By Joseph Lister, Esq., F.R.S.,
professor of surgery in the university of glasgow
In the course of an extended investigation into the nature of inflammation, and the healthy and morbid conditions of the blood in relation to it, I arrived several years ago at the conclusion that the essential cause of suppuration in wounds is decomposition brought about by the influence of the atmosphere upon blood or serum retained within them, and, in the case of contused wounds, upon portions of tissue destroyed by the violence of the injury.
To prevent the occurrence of suppuration with all its attendant risks was an object manifestly desirable, but till lately apparently unattainable, since it seemed hopeless to attempt to exclude the oxygen which was universally regarded as the agent by which putrefaction was effected. But when it had been shown by the researches of Pasteur that the septic properties of the atmosphere depended not on the oxygen, or any gaseous constituent, but on minute organisms suspended in it, which owed their energy to their vitality, it occurred to me that decomposition in the injured part might be avoided without excluding the air, by applying as a dressing some material capable of destroying the life of the floating particles. Upon this principle I have based a practice of which I will now attempt to give a short account.
The material which I have employed is carbolic or phenic acid, a volatile organic compound, which appears to exercise a peculiarly destructive influence upon low forms of life, and hence is the most powerful antiseptic with which we are at present acquainted.
The first class of cases to which I applied it was that of compound fractures, in which the effects of decomposition in the injured part were especially striking and pernicious. The results have been such as to establish conclusively the great principle that all local inflammatory mischief and general febrile disturbances which follow severe injuries are due to the irritating and poisonous influence of decomposing blood or sloughs. For these evils are entirely avoided by the antiseptic treatment, so that limbs which would otherwise be unhesitatingly condemned to amputation may be retained, with confidence of the best results.
In conducting the treatment, the first object must be the destruction of any septic germs which may have been introduced into the wounds, either at the moment of the accident or during the time which has since elapsed. This is done by introducing the acid of full strength into all accessible recesses of the wound by means of a piece of rag held in dressing forceps and dipped into the liquid. This I did not venture to do in the earlier cases; but experience has shown that the compound which carbolic acid forms with the blood, and also any portions of tissue killed by its caustic action, including even parts of the bone, are disposed of by absorption and organisation, provided they are afterwards kept from decomposing. We are thus enabled to employ the antiseptic treatment efficiently at a period after the occurrence of the injury at which it would otherwise probably fail. Thus I have now under my care, in Glasgow Infirmary, a boy who was admitted with compound fracture of the leg as late as eight and one-half hours after the accident, in whom, nevertheless, all local and constitutional disturbance was avoided by means of carbolic acid, and the bones were soundly united five weeks after his admission.

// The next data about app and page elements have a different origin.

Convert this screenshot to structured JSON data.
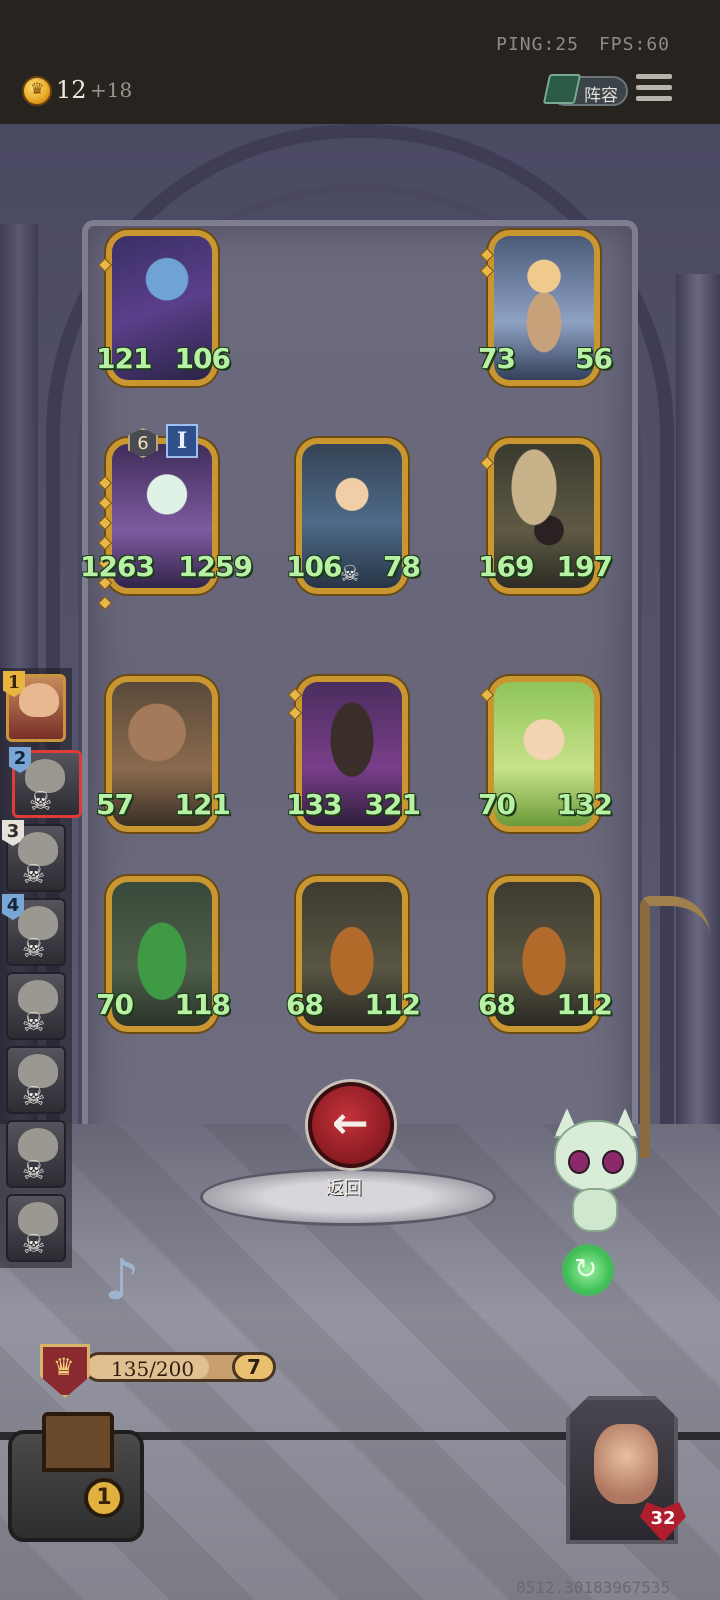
{
  "status": {
    "ping": "PING:25",
    "fps": "FPS:60"
  },
  "resources": {
    "gold": "12",
    "gold_income": "+18"
  },
  "topbar": {
    "lineup_label": "阵容"
  },
  "board": {
    "cards": [
      {
        "name": "mage",
        "atk": "121",
        "hp": "106"
      },
      {
        "name": "king",
        "atk": "73",
        "hp": "56"
      },
      {
        "name": "kirin",
        "atk": "1263",
        "hp": "1259",
        "stars": "6",
        "rank": "I"
      },
      {
        "name": "archer",
        "atk": "106",
        "hp": "78"
      },
      {
        "name": "spider",
        "atk": "169",
        "hp": "197"
      },
      {
        "name": "treant",
        "atk": "57",
        "hp": "121"
      },
      {
        "name": "golem",
        "atk": "133",
        "hp": "321"
      },
      {
        "name": "girl",
        "atk": "70",
        "hp": "132"
      },
      {
        "name": "cactus",
        "atk": "70",
        "hp": "118"
      },
      {
        "name": "pumpkin",
        "atk": "68",
        "hp": "112"
      },
      {
        "name": "pumpkin",
        "atk": "68",
        "hp": "112"
      }
    ]
  },
  "roster": {
    "slots": [
      "1",
      "2",
      "3",
      "4"
    ]
  },
  "actions": {
    "back_label": "返回"
  },
  "player": {
    "xp": "135/200",
    "xp_fraction": 0.675,
    "level": "7",
    "chest_count": "1",
    "health": "32"
  },
  "footer": {
    "coords": "0512.30183967535"
  }
}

The next object to be kept in view is to guard effectually against the spreading of decomposition into the wound along
- A paper read before the British Medical Association in Dublin on the 9th August, 1867.

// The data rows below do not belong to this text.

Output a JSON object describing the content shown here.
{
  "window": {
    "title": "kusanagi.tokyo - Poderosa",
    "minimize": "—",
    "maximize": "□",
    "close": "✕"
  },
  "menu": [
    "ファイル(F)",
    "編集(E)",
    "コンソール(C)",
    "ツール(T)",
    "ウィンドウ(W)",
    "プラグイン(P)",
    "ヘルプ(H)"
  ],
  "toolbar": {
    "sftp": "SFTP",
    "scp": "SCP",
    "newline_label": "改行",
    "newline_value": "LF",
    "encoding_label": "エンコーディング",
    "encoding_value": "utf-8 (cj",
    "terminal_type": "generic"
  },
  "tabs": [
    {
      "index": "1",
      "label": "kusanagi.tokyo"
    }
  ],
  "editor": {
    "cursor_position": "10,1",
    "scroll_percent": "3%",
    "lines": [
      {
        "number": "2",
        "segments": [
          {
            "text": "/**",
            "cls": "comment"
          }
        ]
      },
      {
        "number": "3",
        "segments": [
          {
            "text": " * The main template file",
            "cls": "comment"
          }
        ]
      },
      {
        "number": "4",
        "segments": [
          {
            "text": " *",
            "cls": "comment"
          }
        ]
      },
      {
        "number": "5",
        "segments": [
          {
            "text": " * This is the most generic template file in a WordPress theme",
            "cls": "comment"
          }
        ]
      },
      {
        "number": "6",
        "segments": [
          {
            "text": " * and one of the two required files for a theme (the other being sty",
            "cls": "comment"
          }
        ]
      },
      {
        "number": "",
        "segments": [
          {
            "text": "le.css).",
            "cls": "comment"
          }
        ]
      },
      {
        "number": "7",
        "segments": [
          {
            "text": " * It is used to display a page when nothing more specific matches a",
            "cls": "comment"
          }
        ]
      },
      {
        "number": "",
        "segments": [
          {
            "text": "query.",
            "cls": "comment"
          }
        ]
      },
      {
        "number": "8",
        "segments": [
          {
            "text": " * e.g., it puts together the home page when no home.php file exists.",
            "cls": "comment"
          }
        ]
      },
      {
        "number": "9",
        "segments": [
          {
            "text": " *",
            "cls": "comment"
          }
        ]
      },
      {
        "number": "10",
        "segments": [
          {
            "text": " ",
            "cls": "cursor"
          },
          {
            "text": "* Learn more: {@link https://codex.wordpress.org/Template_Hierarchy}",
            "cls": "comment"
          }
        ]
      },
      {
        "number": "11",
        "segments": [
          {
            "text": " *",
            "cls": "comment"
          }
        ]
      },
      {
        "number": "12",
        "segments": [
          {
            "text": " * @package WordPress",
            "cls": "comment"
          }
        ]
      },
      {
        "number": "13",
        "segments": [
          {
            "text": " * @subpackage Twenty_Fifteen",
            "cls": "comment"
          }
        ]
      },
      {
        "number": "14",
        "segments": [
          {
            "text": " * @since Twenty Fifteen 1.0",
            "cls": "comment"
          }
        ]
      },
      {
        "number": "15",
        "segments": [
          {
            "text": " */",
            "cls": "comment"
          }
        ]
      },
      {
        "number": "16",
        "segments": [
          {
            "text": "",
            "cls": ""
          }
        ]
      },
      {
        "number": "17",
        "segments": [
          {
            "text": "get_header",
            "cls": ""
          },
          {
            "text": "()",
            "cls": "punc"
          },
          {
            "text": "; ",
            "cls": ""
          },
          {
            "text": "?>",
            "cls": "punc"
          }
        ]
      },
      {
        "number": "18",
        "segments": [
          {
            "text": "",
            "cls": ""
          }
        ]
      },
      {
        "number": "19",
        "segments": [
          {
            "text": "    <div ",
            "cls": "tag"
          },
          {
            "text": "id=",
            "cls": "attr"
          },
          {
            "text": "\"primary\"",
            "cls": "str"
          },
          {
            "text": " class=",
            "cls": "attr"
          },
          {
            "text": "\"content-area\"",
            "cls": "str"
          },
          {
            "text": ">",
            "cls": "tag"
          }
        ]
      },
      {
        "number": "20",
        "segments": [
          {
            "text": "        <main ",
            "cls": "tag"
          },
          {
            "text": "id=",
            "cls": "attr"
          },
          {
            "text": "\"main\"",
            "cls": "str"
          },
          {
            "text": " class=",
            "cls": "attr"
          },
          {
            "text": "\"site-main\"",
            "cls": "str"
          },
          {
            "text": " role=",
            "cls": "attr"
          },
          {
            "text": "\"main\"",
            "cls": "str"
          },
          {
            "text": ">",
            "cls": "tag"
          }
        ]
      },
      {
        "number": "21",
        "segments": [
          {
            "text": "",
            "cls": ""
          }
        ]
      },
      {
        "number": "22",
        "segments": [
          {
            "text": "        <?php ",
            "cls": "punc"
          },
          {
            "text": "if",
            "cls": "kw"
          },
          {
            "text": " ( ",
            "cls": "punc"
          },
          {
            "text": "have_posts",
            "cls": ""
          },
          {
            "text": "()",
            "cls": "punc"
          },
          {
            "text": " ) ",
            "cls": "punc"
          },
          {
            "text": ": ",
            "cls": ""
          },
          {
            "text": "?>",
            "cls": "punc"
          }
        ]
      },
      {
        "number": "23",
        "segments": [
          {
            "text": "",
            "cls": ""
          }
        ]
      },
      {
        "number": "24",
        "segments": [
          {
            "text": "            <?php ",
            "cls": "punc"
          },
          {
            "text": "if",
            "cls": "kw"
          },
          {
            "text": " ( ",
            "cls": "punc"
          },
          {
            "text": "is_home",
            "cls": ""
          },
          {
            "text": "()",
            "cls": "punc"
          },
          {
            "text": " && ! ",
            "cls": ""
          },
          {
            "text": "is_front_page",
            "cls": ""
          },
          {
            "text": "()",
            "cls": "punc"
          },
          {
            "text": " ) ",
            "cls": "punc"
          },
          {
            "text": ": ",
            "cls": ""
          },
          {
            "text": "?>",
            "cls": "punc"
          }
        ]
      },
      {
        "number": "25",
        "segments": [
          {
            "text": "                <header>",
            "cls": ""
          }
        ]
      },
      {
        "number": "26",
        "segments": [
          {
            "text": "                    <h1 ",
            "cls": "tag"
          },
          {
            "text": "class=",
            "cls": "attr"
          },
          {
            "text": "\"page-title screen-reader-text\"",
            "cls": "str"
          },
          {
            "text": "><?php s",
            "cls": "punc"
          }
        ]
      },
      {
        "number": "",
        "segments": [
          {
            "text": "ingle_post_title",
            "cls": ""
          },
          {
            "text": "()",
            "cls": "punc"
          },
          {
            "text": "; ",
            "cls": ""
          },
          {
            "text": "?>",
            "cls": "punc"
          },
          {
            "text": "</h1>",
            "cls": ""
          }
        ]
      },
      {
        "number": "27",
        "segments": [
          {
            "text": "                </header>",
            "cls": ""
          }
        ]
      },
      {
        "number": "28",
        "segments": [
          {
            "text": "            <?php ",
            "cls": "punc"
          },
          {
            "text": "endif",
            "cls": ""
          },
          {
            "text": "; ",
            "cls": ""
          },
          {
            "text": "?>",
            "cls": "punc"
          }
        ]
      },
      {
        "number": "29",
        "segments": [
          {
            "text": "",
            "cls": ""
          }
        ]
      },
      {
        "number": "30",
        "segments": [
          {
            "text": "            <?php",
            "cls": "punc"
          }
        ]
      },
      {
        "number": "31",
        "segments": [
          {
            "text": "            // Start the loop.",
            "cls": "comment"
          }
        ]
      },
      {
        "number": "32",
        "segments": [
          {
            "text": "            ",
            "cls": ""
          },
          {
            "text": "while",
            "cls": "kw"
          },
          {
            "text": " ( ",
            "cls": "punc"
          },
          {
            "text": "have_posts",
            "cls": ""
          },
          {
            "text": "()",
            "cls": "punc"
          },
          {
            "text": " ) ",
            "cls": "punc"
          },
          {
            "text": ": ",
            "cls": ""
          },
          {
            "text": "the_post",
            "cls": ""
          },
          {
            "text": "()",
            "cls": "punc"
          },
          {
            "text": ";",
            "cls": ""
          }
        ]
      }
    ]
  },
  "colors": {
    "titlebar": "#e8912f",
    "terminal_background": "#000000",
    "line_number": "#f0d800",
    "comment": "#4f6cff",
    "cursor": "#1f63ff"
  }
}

- The addition of a few drops of water to a considerable quantity of the acid, induces it to assume permanently the liquid form.